Dexter by Design
Those who have been loyally following the television show “Dexter” since its premiere on Showtime in 2006 may be surprised to learn that it is based on a fine series of novels by Jeff Lindsay. The fourth installment, DEXTER BY DESIGN, was published almost simultaneously to the start of the fourth season. If you have been watching the program and haven’t picked up one of the books yet, let me urge you in the strongest possible terms to purchase Lindsay’s latest, which is an excellent read and, in a very dark and dire sense, great fun as well.

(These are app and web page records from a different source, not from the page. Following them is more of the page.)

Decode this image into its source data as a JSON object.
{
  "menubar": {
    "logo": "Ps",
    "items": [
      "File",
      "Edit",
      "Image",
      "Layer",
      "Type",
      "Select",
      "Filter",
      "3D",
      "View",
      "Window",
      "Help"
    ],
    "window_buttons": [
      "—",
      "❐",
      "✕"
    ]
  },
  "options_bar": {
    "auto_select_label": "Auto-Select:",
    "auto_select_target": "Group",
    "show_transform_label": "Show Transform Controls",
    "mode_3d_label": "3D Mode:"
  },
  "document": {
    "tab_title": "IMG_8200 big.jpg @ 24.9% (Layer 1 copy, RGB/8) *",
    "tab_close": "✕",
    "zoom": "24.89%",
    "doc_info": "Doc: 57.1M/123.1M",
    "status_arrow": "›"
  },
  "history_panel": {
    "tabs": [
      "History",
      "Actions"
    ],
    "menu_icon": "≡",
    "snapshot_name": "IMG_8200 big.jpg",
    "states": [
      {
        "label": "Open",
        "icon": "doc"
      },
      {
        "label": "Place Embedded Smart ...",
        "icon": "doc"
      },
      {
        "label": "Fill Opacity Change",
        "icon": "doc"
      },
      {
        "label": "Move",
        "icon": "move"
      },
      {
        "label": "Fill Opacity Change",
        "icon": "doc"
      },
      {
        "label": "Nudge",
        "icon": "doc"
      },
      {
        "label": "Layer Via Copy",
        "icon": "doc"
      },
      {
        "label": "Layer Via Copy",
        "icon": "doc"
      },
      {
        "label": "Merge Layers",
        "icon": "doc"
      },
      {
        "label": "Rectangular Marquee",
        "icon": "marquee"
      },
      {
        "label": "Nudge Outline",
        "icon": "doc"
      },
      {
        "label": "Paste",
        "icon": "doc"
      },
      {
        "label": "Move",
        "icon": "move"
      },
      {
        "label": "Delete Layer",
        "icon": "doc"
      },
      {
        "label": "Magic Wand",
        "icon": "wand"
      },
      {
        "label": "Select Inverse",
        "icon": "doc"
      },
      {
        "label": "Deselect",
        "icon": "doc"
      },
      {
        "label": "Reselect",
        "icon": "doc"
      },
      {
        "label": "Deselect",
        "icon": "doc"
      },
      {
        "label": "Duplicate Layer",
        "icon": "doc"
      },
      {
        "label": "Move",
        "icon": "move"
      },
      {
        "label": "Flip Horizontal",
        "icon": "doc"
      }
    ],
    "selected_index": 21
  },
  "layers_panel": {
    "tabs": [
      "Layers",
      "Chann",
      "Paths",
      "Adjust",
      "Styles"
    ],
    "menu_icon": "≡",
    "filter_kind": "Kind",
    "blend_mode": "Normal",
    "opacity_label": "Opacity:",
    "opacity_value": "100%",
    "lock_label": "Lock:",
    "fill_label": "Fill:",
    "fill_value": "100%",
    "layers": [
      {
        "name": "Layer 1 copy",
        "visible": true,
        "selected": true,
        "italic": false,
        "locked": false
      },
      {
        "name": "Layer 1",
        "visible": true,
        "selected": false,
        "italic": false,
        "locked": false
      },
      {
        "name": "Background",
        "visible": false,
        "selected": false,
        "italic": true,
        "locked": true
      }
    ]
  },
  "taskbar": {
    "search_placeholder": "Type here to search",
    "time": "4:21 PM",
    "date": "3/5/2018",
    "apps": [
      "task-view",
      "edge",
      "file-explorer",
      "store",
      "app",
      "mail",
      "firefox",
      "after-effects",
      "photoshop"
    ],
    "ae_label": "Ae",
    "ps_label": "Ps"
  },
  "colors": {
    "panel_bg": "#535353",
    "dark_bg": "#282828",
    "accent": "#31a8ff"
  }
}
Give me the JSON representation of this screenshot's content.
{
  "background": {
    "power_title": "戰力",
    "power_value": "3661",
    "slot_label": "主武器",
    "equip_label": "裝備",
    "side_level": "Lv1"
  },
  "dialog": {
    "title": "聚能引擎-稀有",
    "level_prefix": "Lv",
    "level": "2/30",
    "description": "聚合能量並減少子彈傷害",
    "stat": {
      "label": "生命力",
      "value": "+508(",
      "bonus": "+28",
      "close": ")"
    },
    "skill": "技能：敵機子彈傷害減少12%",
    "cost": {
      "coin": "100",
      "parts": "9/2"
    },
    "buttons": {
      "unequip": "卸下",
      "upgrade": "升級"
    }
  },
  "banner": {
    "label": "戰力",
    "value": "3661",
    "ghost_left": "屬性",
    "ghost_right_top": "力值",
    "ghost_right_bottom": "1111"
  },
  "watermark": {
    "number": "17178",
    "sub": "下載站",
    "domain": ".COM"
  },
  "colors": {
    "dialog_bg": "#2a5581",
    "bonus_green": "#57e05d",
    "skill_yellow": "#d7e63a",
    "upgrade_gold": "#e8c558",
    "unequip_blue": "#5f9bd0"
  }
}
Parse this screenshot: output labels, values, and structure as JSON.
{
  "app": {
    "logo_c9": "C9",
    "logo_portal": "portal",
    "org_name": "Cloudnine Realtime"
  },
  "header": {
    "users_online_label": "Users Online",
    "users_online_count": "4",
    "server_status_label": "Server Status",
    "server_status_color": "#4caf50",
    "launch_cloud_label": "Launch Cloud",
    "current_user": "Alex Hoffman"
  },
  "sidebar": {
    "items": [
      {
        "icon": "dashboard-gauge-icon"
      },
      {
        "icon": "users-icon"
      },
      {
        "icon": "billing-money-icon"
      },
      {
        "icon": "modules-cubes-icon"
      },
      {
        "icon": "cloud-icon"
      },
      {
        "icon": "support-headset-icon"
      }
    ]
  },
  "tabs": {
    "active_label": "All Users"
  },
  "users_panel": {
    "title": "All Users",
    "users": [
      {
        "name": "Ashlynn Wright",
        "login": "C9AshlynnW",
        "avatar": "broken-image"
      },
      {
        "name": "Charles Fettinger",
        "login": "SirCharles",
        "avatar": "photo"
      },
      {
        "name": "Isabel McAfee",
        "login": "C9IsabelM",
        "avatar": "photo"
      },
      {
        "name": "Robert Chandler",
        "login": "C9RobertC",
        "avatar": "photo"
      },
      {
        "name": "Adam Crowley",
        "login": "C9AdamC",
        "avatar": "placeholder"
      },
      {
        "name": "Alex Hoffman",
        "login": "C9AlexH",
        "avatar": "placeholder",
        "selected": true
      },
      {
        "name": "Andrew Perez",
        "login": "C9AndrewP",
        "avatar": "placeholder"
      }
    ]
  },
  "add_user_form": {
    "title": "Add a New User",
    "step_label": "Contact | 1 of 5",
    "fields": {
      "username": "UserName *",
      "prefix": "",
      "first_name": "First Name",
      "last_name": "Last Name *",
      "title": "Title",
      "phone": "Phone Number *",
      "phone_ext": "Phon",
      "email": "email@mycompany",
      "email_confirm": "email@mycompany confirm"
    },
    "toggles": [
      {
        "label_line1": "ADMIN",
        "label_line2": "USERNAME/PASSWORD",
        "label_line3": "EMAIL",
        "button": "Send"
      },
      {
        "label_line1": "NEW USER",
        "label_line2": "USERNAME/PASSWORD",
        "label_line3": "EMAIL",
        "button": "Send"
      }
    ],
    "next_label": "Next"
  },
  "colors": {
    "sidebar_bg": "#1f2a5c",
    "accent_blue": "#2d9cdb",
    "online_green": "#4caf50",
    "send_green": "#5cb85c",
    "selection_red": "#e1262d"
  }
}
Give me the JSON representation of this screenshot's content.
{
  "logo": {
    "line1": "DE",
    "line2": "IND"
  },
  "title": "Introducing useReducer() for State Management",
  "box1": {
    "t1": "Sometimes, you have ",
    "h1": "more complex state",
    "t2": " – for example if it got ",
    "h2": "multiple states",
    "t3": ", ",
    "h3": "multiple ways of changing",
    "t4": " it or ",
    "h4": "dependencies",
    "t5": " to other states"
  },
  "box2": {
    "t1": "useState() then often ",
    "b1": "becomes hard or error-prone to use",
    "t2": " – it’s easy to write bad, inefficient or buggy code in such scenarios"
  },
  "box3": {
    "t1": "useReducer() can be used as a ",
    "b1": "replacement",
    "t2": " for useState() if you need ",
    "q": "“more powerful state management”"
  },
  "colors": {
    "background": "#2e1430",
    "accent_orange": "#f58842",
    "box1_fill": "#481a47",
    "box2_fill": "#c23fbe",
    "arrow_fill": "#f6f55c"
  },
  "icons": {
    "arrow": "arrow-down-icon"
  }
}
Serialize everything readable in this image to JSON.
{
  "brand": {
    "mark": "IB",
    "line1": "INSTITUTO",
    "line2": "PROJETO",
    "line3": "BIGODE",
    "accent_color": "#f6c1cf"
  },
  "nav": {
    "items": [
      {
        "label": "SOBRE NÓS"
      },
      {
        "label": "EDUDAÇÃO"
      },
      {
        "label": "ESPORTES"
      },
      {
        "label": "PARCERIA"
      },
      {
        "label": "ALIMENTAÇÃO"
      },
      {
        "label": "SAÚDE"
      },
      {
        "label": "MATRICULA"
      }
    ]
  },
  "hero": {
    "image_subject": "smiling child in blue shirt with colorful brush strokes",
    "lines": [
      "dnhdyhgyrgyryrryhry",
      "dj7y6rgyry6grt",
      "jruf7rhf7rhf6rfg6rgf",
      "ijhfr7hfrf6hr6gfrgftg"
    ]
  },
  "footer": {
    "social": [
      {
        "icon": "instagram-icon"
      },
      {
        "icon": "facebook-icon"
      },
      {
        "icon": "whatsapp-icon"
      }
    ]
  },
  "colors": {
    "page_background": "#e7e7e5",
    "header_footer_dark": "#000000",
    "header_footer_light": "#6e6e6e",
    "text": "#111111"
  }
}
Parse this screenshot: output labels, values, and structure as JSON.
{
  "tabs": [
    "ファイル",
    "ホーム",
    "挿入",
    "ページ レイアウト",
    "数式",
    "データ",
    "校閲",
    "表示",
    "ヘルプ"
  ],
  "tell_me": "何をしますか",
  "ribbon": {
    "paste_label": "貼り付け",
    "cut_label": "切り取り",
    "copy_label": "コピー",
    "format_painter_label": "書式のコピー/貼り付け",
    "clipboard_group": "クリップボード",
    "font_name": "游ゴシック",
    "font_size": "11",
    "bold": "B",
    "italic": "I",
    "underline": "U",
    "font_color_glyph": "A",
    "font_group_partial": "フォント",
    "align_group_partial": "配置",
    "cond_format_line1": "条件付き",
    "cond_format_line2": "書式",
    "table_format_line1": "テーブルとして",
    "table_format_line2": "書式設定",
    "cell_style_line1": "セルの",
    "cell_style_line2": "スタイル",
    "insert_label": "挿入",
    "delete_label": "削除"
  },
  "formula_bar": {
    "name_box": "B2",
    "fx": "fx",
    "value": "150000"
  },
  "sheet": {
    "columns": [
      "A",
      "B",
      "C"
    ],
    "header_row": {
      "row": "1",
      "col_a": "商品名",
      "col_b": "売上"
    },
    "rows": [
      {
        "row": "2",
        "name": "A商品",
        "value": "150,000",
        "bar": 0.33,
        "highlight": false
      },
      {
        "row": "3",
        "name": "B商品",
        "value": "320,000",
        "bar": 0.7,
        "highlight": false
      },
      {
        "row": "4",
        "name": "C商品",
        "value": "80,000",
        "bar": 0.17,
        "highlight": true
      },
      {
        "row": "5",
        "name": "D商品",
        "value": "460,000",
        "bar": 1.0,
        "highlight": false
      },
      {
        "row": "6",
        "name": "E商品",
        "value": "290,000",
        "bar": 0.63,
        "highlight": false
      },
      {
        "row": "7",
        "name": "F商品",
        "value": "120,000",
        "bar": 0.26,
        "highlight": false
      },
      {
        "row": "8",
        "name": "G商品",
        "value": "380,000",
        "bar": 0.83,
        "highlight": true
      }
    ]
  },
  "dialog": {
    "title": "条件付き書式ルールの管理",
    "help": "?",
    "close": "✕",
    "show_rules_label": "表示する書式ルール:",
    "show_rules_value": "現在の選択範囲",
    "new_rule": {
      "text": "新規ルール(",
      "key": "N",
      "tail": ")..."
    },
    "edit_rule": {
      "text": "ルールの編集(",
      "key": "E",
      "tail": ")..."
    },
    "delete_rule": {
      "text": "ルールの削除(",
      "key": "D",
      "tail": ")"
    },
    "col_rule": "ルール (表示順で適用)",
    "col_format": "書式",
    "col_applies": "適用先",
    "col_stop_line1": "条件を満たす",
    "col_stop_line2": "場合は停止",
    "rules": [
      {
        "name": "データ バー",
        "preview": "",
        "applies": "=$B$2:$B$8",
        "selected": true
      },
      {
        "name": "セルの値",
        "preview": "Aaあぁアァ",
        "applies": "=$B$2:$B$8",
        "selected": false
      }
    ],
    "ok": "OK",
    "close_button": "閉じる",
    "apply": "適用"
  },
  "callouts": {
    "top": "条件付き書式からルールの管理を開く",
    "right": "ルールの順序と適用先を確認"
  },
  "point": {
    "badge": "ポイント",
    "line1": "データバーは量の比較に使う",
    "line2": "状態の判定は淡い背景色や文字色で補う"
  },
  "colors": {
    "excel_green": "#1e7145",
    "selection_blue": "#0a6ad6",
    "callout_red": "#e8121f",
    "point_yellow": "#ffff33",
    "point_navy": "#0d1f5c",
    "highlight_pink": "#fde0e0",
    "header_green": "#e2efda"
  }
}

Dexter Morgan, a blood splatter specialist with the Miami Police Department, is seriously damaged mentally and emotionally. He is a serial killer who exhibited all of the classic signs --- withdrawal, animal torture, fascination with violence --- at an early age. His stepfather, who was a Miami cop himself, saw Dexter’s base impulses (which Dexter refers to as his “Dark Passenger”) early on and knew that while he couldn’t exorcise them, he might be able to guide him in their application. As a result, Dexter manages to channel his urges and slake his thirst for bloodshed by murdering criminals --- those who he feels “deserve it.” He also is able to present a fairly normal face to the world at large to the point where he has actually managed to woo and marry his girlfriend Rita as part of his façade of normalcy.
As DEXTER BY DESIGN opens, the newly married couple is honeymooning in Paris where they view a performance art exhibition, which will soon have eerie repercussions in their lives. Rita’s two young children are “differently abled” in the same manner that Dexter is, and he takes it upon himself to raise them accordingly. As soon as the honeymoon is over and the new family returns to Miami, Dexter becomes involved in one of the most chilling cases of his career. Someone is leaving corpses painstakingly and artfully displayed in public areas of Miami. And seeing as such scenery does not do wonders for the tourist industry, there is a great deal of pressure from the top down in the Miami Police Department to solve the case quickly. Dexter’s thoroughly unpleasant sister, Deborah, who works with her brother as a detective, is assigned to the case, and the two find themselves teaming up. This puts them both in an extremely difficult situation given that Deborah is one of the very few people who knows what lies under the veneer that Dexter presents to the world.
Everything changes, however, when Deborah is violently attacked during the course of the investigation. Dexter witnesses the incident and feels free to let his Dark Passenger off its tether as Deborah lies near death in a Miami hospital. His actions bring a whole new level of violence to the picture, one that places his family in terrible danger. For now there is someone else who is aware of who and what Dexter is. Motivated by revenge, Dexter and a somewhat unlikely ally find themselves in the unfortunate position of being pursued by a madman who will not be content until he has murdered Dexter and everyone around him.
Lindsay continues to mix graphic descriptions and grim humor into a storyline in which the protagonist is not so much a fish out of water as a dry land piranha on a mission. Dexter remains a sympathetic, if twisted character whose balancing act between dark impulse and normalcy continues to be challenged. If the closing of DEXTER BY DESIGN is any indication, his greatest challenges are yet to come. Recommended (and not just because of the great cover).
Reviewed by Joe Hartlaub on December 29, 2010